For instance, the Met could start groups at colleges, or in neighborhoods (the upper west side, let’s say, or Tribeca, or Park Slope or Williamsburg). These groups would reach out to people around them, the way orchestral musicians at the University of Maryland reached out to students in their classes, and in their living spaces.
So now you’d have people being reached more directly, and the bus ads, all over the city, would reinforce that more powerful work.
But the Met, from what I see, doesn’t think that way. It puts out the bus ads, and then lets them sit there. Yes, they look great, and they help to generate fabulous buzz. But, by themselves, they might be too passive to pull people in. And especially might not pull in that crucial new audience.
I could say much the same about billboards I’ve seen in Times Square, on which the Met advertises itself to tourists, who buy a noticeable percentage of the Met’s tickets. Are there more direct tourist appeals that these Billboards might reinforce?
Maybe the Met ads I’ve seen in Broadway program books would count. The ones I saw didn’t use the word “opera.” The appeal, quite clearly, was to theater fans, or out of town visitors making a Broadway stop. The message? If you like what you’re seeing, you’ll like us, too.
But this, too, seems passive. Maybe it works, maybe it doesn’t. Do out of town visitors find a Met brochure — or even a packet — in their hotel rooms? Has the Met made arrangements with hotel concierges, as restaurants do, to encourage hotel guests to think a Met evening will confound their current thoughts about opera?
Maybe they do these things. They did something like these things once, when they produced Satyagraha, the Philip Glass opera about Gandhi. When tickets at first didn’t sell, they reached out to people interested in Eastern religion and meditation. ADDED LATER: And placed targeted ads in downtown NYC neighborhoods, where they might expect Philip Glass fans to live. All these things, I’ve heard, got terrific results.
But I’d think they need to do things like these — or some equivalent — all the time, for every opera they do.
One more example. Opening nights, at the start of Peter’s reign, were glamorous. Celebrities. Gowns. A buzz of excitement. Now they seem more drab, more predictable. Less glamorous. Less buzzy.
After Peter’s first opening, the page in New York magazine that reports on parties had a fetching item about the Met’s opening night. They talked to a model, a woman in her 20s. She’d never been to the Met before. Why not? Because no one she knew talked about the Met. Now, though, she’d be going. Because now the Met was on everyone’s lips.

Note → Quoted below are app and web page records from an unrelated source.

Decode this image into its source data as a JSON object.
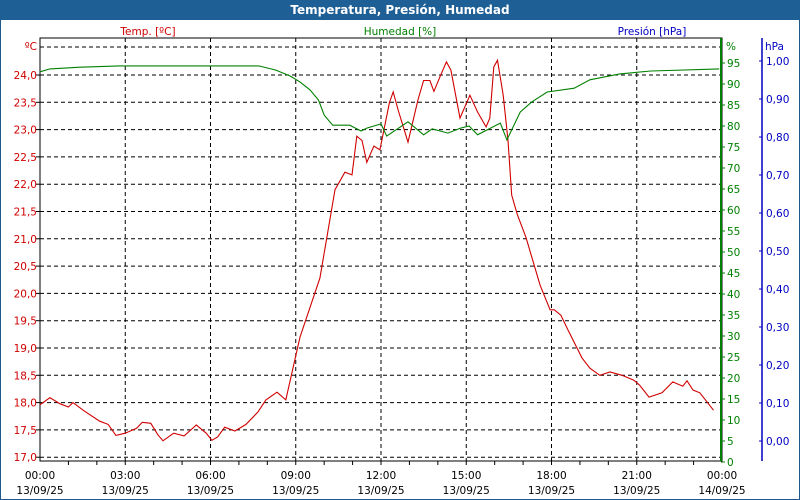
{
  "title": "Temperatura, Presión, Humedad",
  "colors": {
    "title_bar": "#1e5f96",
    "temperature": "#d00000",
    "humidity": "#008000",
    "pressure": "#0000c0"
  },
  "chart_data": {
    "type": "line",
    "title": "Temperatura, Presión, Humedad",
    "grid": true,
    "x_ticks": [
      {
        "time": "00:00",
        "date": "13/09/25"
      },
      {
        "time": "03:00",
        "date": "13/09/25"
      },
      {
        "time": "06:00",
        "date": "13/09/25"
      },
      {
        "time": "09:00",
        "date": "13/09/25"
      },
      {
        "time": "12:00",
        "date": "13/09/25"
      },
      {
        "time": "15:00",
        "date": "13/09/25"
      },
      {
        "time": "18:00",
        "date": "13/09/25"
      },
      {
        "time": "21:00",
        "date": "13/09/25"
      },
      {
        "time": "00:00",
        "date": "14/09/25"
      }
    ],
    "xlim_hours": [
      0,
      24
    ],
    "axes": {
      "temperature": {
        "label": "Temp. [ºC]",
        "unit": "ºC",
        "ylim": [
          17.0,
          24.5
        ],
        "ticks": [
          "17,0",
          "17,5",
          "18,0",
          "18,5",
          "19,0",
          "19,5",
          "20,0",
          "20,5",
          "21,0",
          "21,5",
          "22,0",
          "22,5",
          "23,0",
          "23,5",
          "24,0"
        ]
      },
      "humidity": {
        "label": "Humedad [%]",
        "unit": "%",
        "ylim": [
          0,
          99
        ],
        "ticks": [
          "0",
          "5",
          "10",
          "15",
          "20",
          "25",
          "30",
          "35",
          "40",
          "45",
          "50",
          "55",
          "60",
          "65",
          "70",
          "75",
          "80",
          "85",
          "90",
          "95"
        ]
      },
      "pressure": {
        "label": "Presión [hPa]",
        "unit": "hPa",
        "ylim": [
          -0.05,
          1.04
        ],
        "ticks": [
          "0,00",
          "0,10",
          "0,20",
          "0,30",
          "0,40",
          "0,50",
          "0,60",
          "0,70",
          "0,80",
          "0,90",
          "1,00"
        ]
      }
    },
    "series": [
      {
        "name": "Temp. [ºC]",
        "axis": "temperature",
        "points": [
          [
            0,
            17.96
          ],
          [
            0.35,
            18.09
          ],
          [
            0.7,
            17.98
          ],
          [
            1.0,
            17.92
          ],
          [
            1.16,
            18.0
          ],
          [
            1.55,
            17.85
          ],
          [
            2.1,
            17.66
          ],
          [
            2.4,
            17.6
          ],
          [
            2.67,
            17.4
          ],
          [
            3.0,
            17.44
          ],
          [
            3.4,
            17.53
          ],
          [
            3.6,
            17.64
          ],
          [
            3.9,
            17.62
          ],
          [
            4.15,
            17.41
          ],
          [
            4.33,
            17.3
          ],
          [
            4.7,
            17.44
          ],
          [
            5.07,
            17.39
          ],
          [
            5.5,
            17.59
          ],
          [
            5.85,
            17.44
          ],
          [
            6.05,
            17.31
          ],
          [
            6.25,
            17.37
          ],
          [
            6.5,
            17.55
          ],
          [
            6.86,
            17.48
          ],
          [
            7.25,
            17.6
          ],
          [
            7.67,
            17.83
          ],
          [
            7.95,
            18.05
          ],
          [
            8.34,
            18.19
          ],
          [
            8.65,
            18.05
          ],
          [
            8.87,
            18.56
          ],
          [
            9.15,
            19.2
          ],
          [
            9.85,
            20.28
          ],
          [
            10.2,
            21.34
          ],
          [
            10.38,
            21.9
          ],
          [
            10.73,
            22.22
          ],
          [
            10.98,
            22.17
          ],
          [
            11.15,
            22.88
          ],
          [
            11.33,
            22.8
          ],
          [
            11.5,
            22.4
          ],
          [
            11.75,
            22.7
          ],
          [
            11.96,
            22.63
          ],
          [
            12.3,
            23.5
          ],
          [
            12.43,
            23.69
          ],
          [
            12.6,
            23.36
          ],
          [
            12.95,
            22.77
          ],
          [
            13.3,
            23.54
          ],
          [
            13.5,
            23.9
          ],
          [
            13.72,
            23.9
          ],
          [
            13.86,
            23.7
          ],
          [
            14.07,
            23.96
          ],
          [
            14.3,
            24.24
          ],
          [
            14.46,
            24.09
          ],
          [
            14.78,
            23.21
          ],
          [
            15.13,
            23.63
          ],
          [
            15.4,
            23.32
          ],
          [
            15.7,
            23.05
          ],
          [
            15.83,
            23.21
          ],
          [
            15.97,
            24.15
          ],
          [
            16.1,
            24.27
          ],
          [
            16.3,
            23.63
          ],
          [
            16.47,
            22.8
          ],
          [
            16.6,
            21.8
          ],
          [
            16.8,
            21.44
          ],
          [
            17.1,
            21.03
          ],
          [
            17.6,
            20.15
          ],
          [
            17.95,
            19.7
          ],
          [
            18.1,
            19.7
          ],
          [
            18.33,
            19.6
          ],
          [
            18.58,
            19.33
          ],
          [
            19.07,
            18.82
          ],
          [
            19.35,
            18.63
          ],
          [
            19.7,
            18.5
          ],
          [
            20.06,
            18.56
          ],
          [
            20.48,
            18.5
          ],
          [
            20.9,
            18.41
          ],
          [
            21.1,
            18.32
          ],
          [
            21.43,
            18.1
          ],
          [
            21.89,
            18.18
          ],
          [
            22.27,
            18.38
          ],
          [
            22.62,
            18.3
          ],
          [
            22.77,
            18.4
          ],
          [
            22.98,
            18.23
          ],
          [
            23.22,
            18.18
          ],
          [
            23.7,
            17.86
          ]
        ]
      },
      {
        "name": "Humedad [%]",
        "axis": "humidity",
        "points": [
          [
            0,
            92.9
          ],
          [
            0.35,
            93.6
          ],
          [
            1.4,
            94.0
          ],
          [
            2.8,
            94.3
          ],
          [
            5.6,
            94.3
          ],
          [
            7.7,
            94.3
          ],
          [
            8.3,
            93.3
          ],
          [
            8.8,
            91.9
          ],
          [
            9.15,
            90.5
          ],
          [
            9.5,
            88.6
          ],
          [
            9.8,
            86.2
          ],
          [
            10.0,
            82.6
          ],
          [
            10.3,
            80.2
          ],
          [
            10.9,
            80.2
          ],
          [
            11.3,
            78.8
          ],
          [
            11.5,
            79.5
          ],
          [
            12.0,
            80.5
          ],
          [
            12.2,
            77.6
          ],
          [
            12.95,
            81.0
          ],
          [
            13.5,
            77.9
          ],
          [
            13.8,
            79.3
          ],
          [
            14.35,
            78.3
          ],
          [
            14.8,
            79.5
          ],
          [
            15.1,
            80.0
          ],
          [
            15.4,
            77.9
          ],
          [
            16.2,
            80.7
          ],
          [
            16.43,
            76.7
          ],
          [
            16.9,
            83.3
          ],
          [
            17.3,
            85.7
          ],
          [
            17.85,
            88.1
          ],
          [
            18.8,
            89.0
          ],
          [
            19.35,
            91.0
          ],
          [
            20.4,
            92.4
          ],
          [
            21.5,
            93.1
          ],
          [
            23.9,
            93.6
          ]
        ]
      }
    ]
  }
}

How that happened that night — how much of the buzz the Met deliberately fed, and how much simply happened, because the Met, for the moment, was in the news and seemed glamorous — I don’t know. But I do know that buzz like this won’t continue unless it’s fed.
And to feed it, it’s not enough to do the same things year after year. You have to find new things to do, things that show that there’s always a reason to pay more attention. And — returning to my overall point, about classical music’s future — you need to get into people’s life and entertainment and art space, not just hover above it, flashing your message. If you want to keep reaching the model New York magazine talked to, you have to create Met events in her world. And even recruit people in that world to talk about what you’re doing.

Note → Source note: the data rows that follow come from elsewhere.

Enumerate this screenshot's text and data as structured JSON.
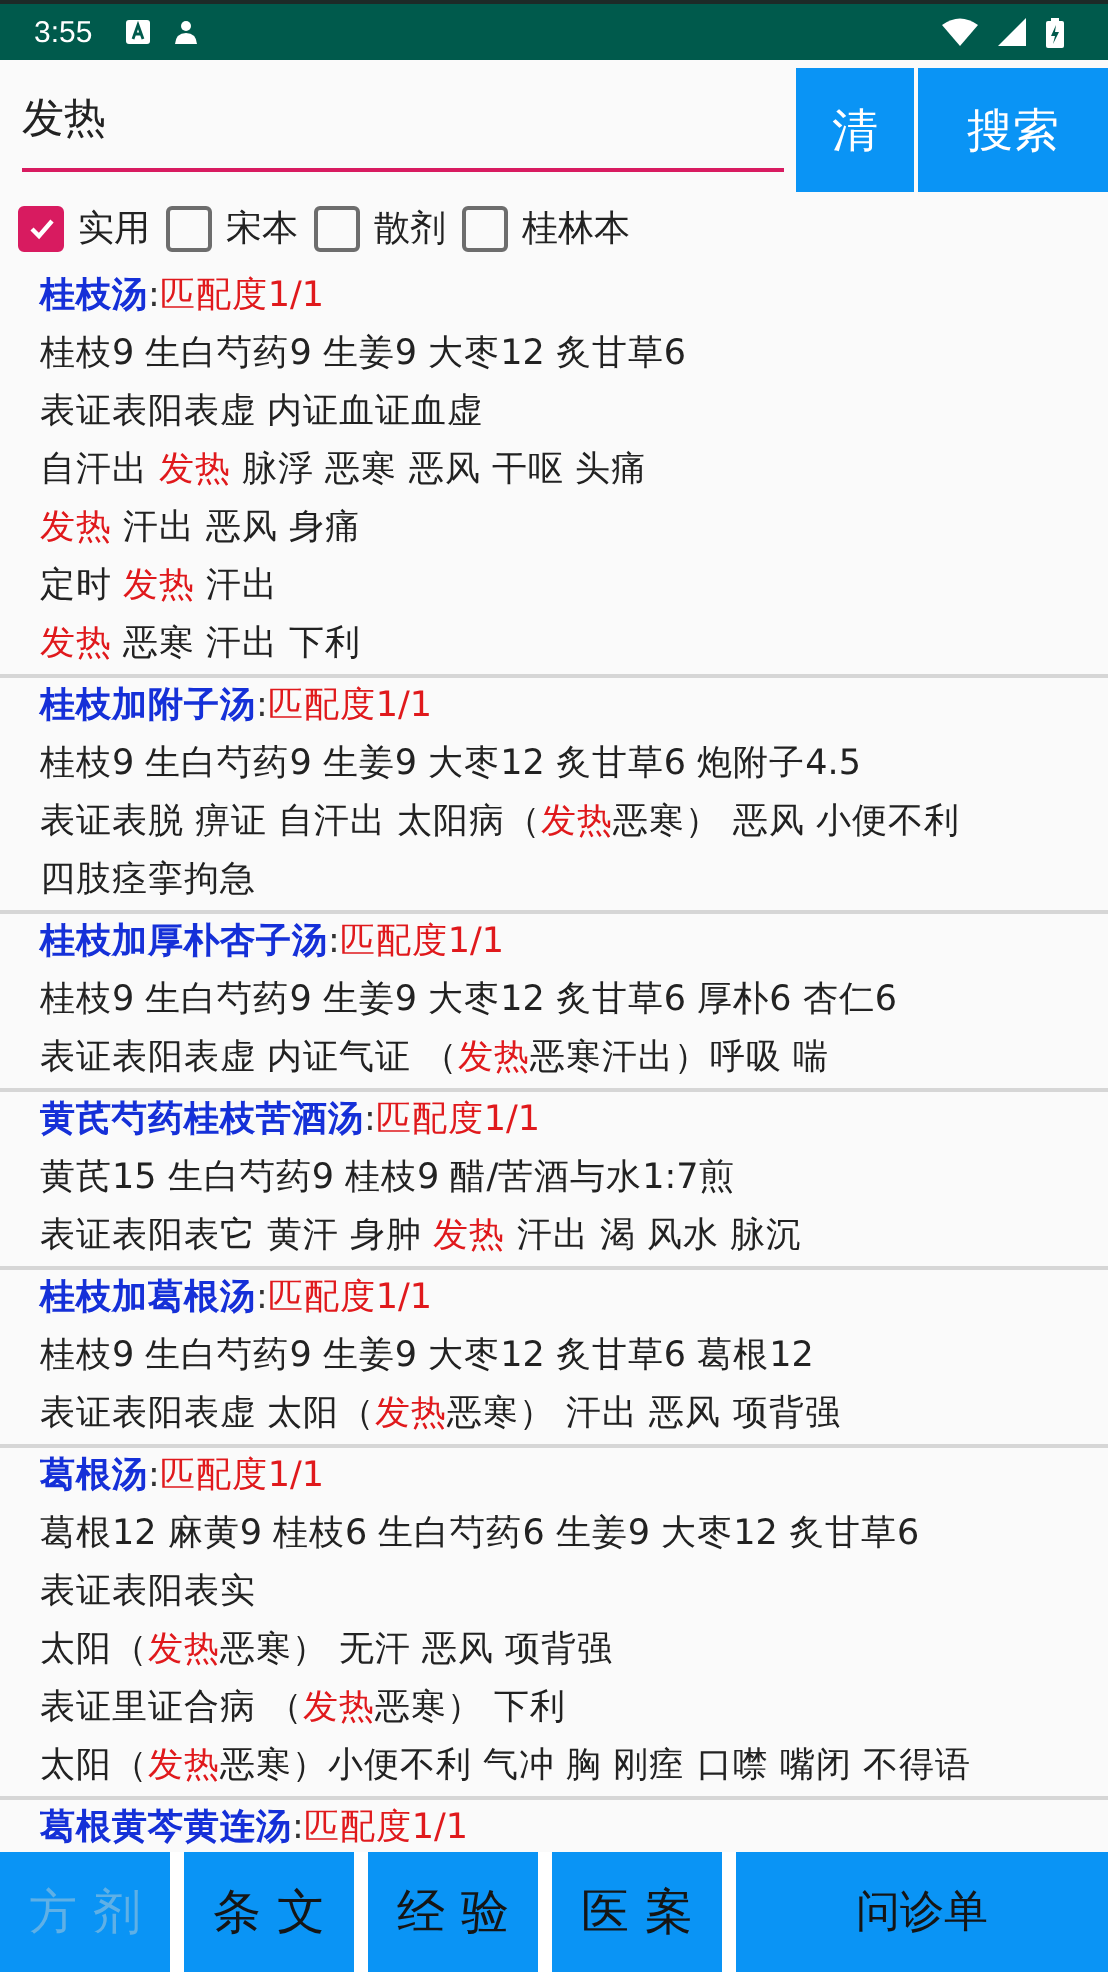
{
  "status_bar": {
    "time": "3:55"
  },
  "search": {
    "value": "发热",
    "buttons": [
      "清",
      "搜索"
    ]
  },
  "filters": [
    {
      "label": "实用",
      "checked": true
    },
    {
      "label": "宋本",
      "checked": false
    },
    {
      "label": "散剂",
      "checked": false
    },
    {
      "label": "桂林本",
      "checked": false
    }
  ],
  "results": [
    {
      "name": "桂枝汤",
      "separator": ":",
      "match": "匹配度1/1",
      "lines": [
        [
          {
            "text": "桂枝9 生白芍药9 生姜9 大枣12 炙甘草6",
            "hit": false
          }
        ],
        [
          {
            "text": "表证表阳表虚 内证血证血虚",
            "hit": false
          }
        ],
        [
          {
            "text": "自汗出 ",
            "hit": false
          },
          {
            "text": "发热",
            "hit": true
          },
          {
            "text": " 脉浮 恶寒 恶风 干呕 头痛",
            "hit": false
          }
        ],
        [
          {
            "text": "发热",
            "hit": true
          },
          {
            "text": " 汗出 恶风 身痛",
            "hit": false
          }
        ],
        [
          {
            "text": "定时 ",
            "hit": false
          },
          {
            "text": "发热",
            "hit": true
          },
          {
            "text": " 汗出",
            "hit": false
          }
        ],
        [
          {
            "text": "发热",
            "hit": true
          },
          {
            "text": " 恶寒 汗出 下利",
            "hit": false
          }
        ]
      ]
    },
    {
      "name": "桂枝加附子汤",
      "separator": ":",
      "match": "匹配度1/1",
      "lines": [
        [
          {
            "text": "桂枝9 生白芍药9 生姜9 大枣12 炙甘草6 炮附子4.5",
            "hit": false
          }
        ],
        [
          {
            "text": "表证表脱 痹证 自汗出 太阳病（",
            "hit": false
          },
          {
            "text": "发热",
            "hit": true
          },
          {
            "text": "恶寒） 恶风 小便不利",
            "hit": false
          }
        ],
        [
          {
            "text": "四肢痉挛拘急",
            "hit": false
          }
        ]
      ]
    },
    {
      "name": "桂枝加厚朴杏子汤",
      "separator": ":",
      "match": "匹配度1/1",
      "lines": [
        [
          {
            "text": "桂枝9 生白芍药9 生姜9 大枣12 炙甘草6 厚朴6 杏仁6",
            "hit": false
          }
        ],
        [
          {
            "text": "表证表阳表虚 内证气证 （",
            "hit": false
          },
          {
            "text": "发热",
            "hit": true
          },
          {
            "text": "恶寒汗出）呼吸 喘",
            "hit": false
          }
        ]
      ]
    },
    {
      "name": "黄芪芍药桂枝苦酒汤",
      "separator": ":",
      "match": "匹配度1/1",
      "lines": [
        [
          {
            "text": "黄芪15 生白芍药9 桂枝9 醋/苦酒与水1:7煎",
            "hit": false
          }
        ],
        [
          {
            "text": "表证表阳表它 黄汗 身肿 ",
            "hit": false
          },
          {
            "text": "发热",
            "hit": true
          },
          {
            "text": " 汗出 渴 风水 脉沉",
            "hit": false
          }
        ]
      ]
    },
    {
      "name": "桂枝加葛根汤",
      "separator": ":",
      "match": "匹配度1/1",
      "lines": [
        [
          {
            "text": "桂枝9 生白芍药9 生姜9 大枣12 炙甘草6 葛根12",
            "hit": false
          }
        ],
        [
          {
            "text": "表证表阳表虚 太阳（",
            "hit": false
          },
          {
            "text": "发热",
            "hit": true
          },
          {
            "text": "恶寒） 汗出 恶风 项背强",
            "hit": false
          }
        ]
      ]
    },
    {
      "name": "葛根汤",
      "separator": ":",
      "match": "匹配度1/1",
      "lines": [
        [
          {
            "text": "葛根12 麻黄9 桂枝6 生白芍药6 生姜9 大枣12 炙甘草6",
            "hit": false
          }
        ],
        [
          {
            "text": "表证表阳表实",
            "hit": false
          }
        ],
        [
          {
            "text": "太阳（",
            "hit": false
          },
          {
            "text": "发热",
            "hit": true
          },
          {
            "text": "恶寒） 无汗 恶风 项背强",
            "hit": false
          }
        ],
        [
          {
            "text": "表证里证合病 （",
            "hit": false
          },
          {
            "text": "发热",
            "hit": true
          },
          {
            "text": "恶寒） 下利",
            "hit": false
          }
        ],
        [
          {
            "text": "太阳（",
            "hit": false
          },
          {
            "text": "发热",
            "hit": true
          },
          {
            "text": "恶寒）小便不利 气冲 胸 刚痓 口噤 嘴闭 不得语",
            "hit": false
          }
        ]
      ]
    },
    {
      "name": "葛根黄芩黄连汤",
      "separator": ":",
      "match": "匹配度1/1"
    }
  ],
  "tabs": [
    {
      "label": "方剂",
      "selected": true
    },
    {
      "label": "条文",
      "selected": false
    },
    {
      "label": "经验",
      "selected": false
    },
    {
      "label": "医案",
      "selected": false
    },
    {
      "label": "问诊单",
      "selected": false
    }
  ]
}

If the Met had these strategies — and if they were reaching people, keeping them interested, filling the house with them — then who cares what critics write? The Met would be a success.

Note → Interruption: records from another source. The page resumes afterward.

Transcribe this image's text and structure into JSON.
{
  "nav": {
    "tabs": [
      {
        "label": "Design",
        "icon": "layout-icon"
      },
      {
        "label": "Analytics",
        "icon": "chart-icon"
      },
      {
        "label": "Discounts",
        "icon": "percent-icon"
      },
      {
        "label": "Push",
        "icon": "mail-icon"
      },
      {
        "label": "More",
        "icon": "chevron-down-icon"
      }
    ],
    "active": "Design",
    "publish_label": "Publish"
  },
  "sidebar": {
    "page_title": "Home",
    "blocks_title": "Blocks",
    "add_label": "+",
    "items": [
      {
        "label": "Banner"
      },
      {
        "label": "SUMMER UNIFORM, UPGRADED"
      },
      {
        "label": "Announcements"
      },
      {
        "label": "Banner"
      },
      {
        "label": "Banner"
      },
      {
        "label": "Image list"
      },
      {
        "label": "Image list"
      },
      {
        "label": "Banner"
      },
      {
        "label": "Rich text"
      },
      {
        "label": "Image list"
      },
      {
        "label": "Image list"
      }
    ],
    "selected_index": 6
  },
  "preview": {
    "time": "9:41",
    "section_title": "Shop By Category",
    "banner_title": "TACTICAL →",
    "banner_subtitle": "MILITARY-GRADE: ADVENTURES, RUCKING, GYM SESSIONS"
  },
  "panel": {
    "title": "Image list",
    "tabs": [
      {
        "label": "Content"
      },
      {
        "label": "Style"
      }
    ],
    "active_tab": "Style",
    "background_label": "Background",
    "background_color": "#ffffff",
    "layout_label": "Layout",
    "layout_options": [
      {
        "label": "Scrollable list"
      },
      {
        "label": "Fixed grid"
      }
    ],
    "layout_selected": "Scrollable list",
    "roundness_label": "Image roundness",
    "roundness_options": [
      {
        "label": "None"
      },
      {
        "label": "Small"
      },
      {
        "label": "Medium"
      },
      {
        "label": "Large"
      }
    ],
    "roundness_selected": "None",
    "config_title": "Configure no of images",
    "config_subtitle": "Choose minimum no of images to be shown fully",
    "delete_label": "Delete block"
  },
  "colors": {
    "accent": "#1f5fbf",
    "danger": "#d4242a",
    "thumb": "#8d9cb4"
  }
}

Though there’s one more dimension. The productions have to be good. And, too often, they haven’t been. So the strategy, no matter how well implemented, might not work. You can get people coming once. But if they don’t love what they see and hear, they won’t come back. And they’ll tell their friends to stay away.